Summarized guide by apicologists on bees you will run into this summer

Summarized guide by apicologists on bees you will run into this summer

Gabriella Gallardo

Reading Time: 3 minutes

Summary: Brief guide to bees you’ll run into in the park, backyard, garden areas, etc. Which to stay clear away from and which to not worry about.


This month is the time where many insects come out from their hibernation. And it is always the black and yellow insect we fear most. If you’re ready to stop being a buzzkill, this guide should help you understand them:  




Large, fuzzy insects with short, stubby wings that are covered in oil make them waterproof. They are larger than honeybees, but they don’t produce as much honey. Many bumblebees are listed as endangered, vulnerable or near threatened by the International Union for Conservation of Nature and Natural Resource’s Red List of Threatened Species.  Bumblebees rarely sting when first encountered, but that doesn’t mean they can’t be provoked into stinging.




2.Carpenter Bees

Carpenter bees resemble bumblebees, but the abdomen (rear end) is black and shiny and does not have the extensive yellow hairs found on bumblebees.  Male carpenter bees are completely harmless and have some white on their heads. Only female carpenter bees, which have pure black heads, may sting you.  However, carpenter bees only sting when provoked.






3.Plasterer Bees

Copyright © 2006 Ron Hemberger

They colonize areas where the ground cover is naturally thin. If there are swarms of small hairy bees constructing or emerging from the soil of your garden, resist the urge to treat them with insecticides. Plasterer bees are the most docile and extremely reluctant to sting compared to other bees.





4.Mason Bees

Mason bees do not make honey. They eat pollen and nectar throughout their lives as they forage. 

Mason bees are excellent pollinators and are 120 times more effective than honey bees or bumblebees. They are the type of bee most commonly used for beekeeping. Female mason bees have stingers, but they will only sting if they get trapped or squeezed — the sting is more akin to a mosquito bite than the typical bee sting. Male mason bees don’t have stingers and because all of the females are fertile, they’re not aggressive. 


5.Leafcutter bees

These bees do not build colonies or store honey, but they are very efficient pollinators of alfalfa, carrots, other vegetables and some fruits. The female leafcutter bees do all of the work when it comes to rearing the young.
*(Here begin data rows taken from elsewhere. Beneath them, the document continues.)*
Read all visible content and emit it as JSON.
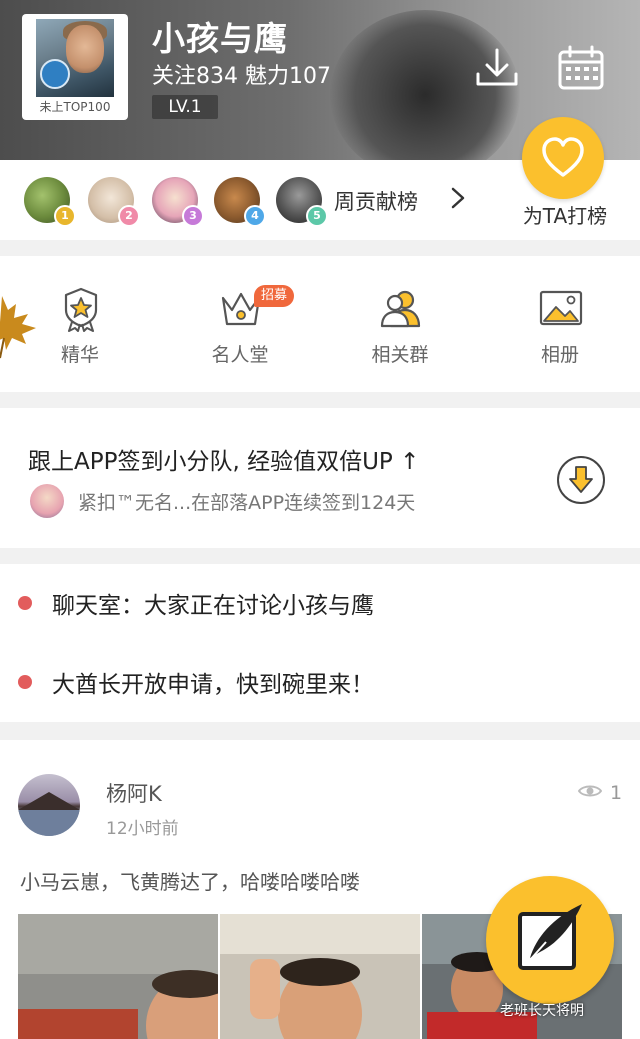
{
  "header": {
    "title": "小孩与鹰",
    "stats": "关注834 魅力107",
    "level": "LV.1",
    "avatar_caption": "未上TOP100"
  },
  "rank": {
    "label": "周贡献榜",
    "fans": [
      {
        "rank": "1",
        "color": "#e8b62c"
      },
      {
        "rank": "2",
        "color": "#f08aa8"
      },
      {
        "rank": "3",
        "color": "#c67ad8"
      },
      {
        "rank": "4",
        "color": "#4fa8e8"
      },
      {
        "rank": "5",
        "color": "#5cc8a8"
      }
    ],
    "boost_label": "为TA打榜"
  },
  "menu": {
    "items": [
      {
        "label": "精华",
        "icon": "ribbon-star-icon"
      },
      {
        "label": "名人堂",
        "icon": "crown-icon"
      },
      {
        "label": "相关群",
        "icon": "group-icon"
      },
      {
        "label": "相册",
        "icon": "photo-album-icon"
      }
    ],
    "hiring_badge": "招募"
  },
  "checkin": {
    "title": "跟上APP签到小分队, 经验值双倍UP ↑",
    "subtitle": "紧扣™无名...在部落APP连续签到124天"
  },
  "notices": [
    "聊天室：大家正在讨论小孩与鹰",
    "大酋长开放申请，快到碗里来！"
  ],
  "post": {
    "author": "杨阿K",
    "time": "12小时前",
    "views": "1",
    "text": "小马云崽，飞黄腾达了，哈喽哈喽哈喽"
  },
  "watermark": "老班长天将明",
  "colors": {
    "accent": "#fbc02d",
    "notice_dot": "#e25c5c",
    "hiring_badge": "#f0683c"
  }
}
They are not aggressive bees and do not sting unless handled. Even then their sting is mild and far less painful than a honeybee sting or wasp bite.




6.Mining bees

Photo credits: Steven Falk

They are often mistaken for bumblebees because mining bees are also black and yellow summertime bees. They are friendly, non-aggressive and typically do not sting or bite. Despite their small stature, mining bees are very important to flower pollination. Miner bees are solitary, ground-nesting bees that like to establish their home in well-drained soils, like clay, banks, hills and road cut-outs. They have also been found burrowing between stones of old buildings and between logs in cabins or barns.



7.Honey Bees

Photo by Kathy Keatley Garvey

Most commonly known for honey in grocery stores. 

They are most commonly aggressive even if they aren’t provoked but their attitude depends on the queen. 

The members of the hive are divided into three types:

Queen: One queen runs the whole hive, lays the eggs and produces chemicals that guide the behavior of the other bees.

Workers: These are all female, and their roles are to forage for food (pollen and nectar from flowers), build and protect the hive, and clean and circulate air by beating their wings. Workers are the only bees most people ever see flying around outside the hive.

Drones: These are the male bees, and their purpose is to mate with the new queen. Several hundred live in each hive during the spring and summer. But come winter, when the hive goes into survival mode, the drones are kicked out!


There are in total 20,000 known bee species in the world, and 4,000 of them are native to the United States.

Before calling an exterminator consider beekeeping as a hobby using different hives such as langsworth hive, warre and top bar hives.


Mike Bock, adjunct horticulture professor, said bees are important parts of the local ecosystem.

“Bees are critical to our world, and they’re under increased pressure from disease, parasites and environmental issues,” Bock said. “Good pollination not only leads to better cropping, and that’s feeding not just people, but especially many animals, birds and insects rely on wildflowers. Beekeeping is a hobby that can give stress relief. Sign up for our introduction to beekeeping class here at the College of DuPage.”


Learn more about HORT 2306, Introduction to Beekeeping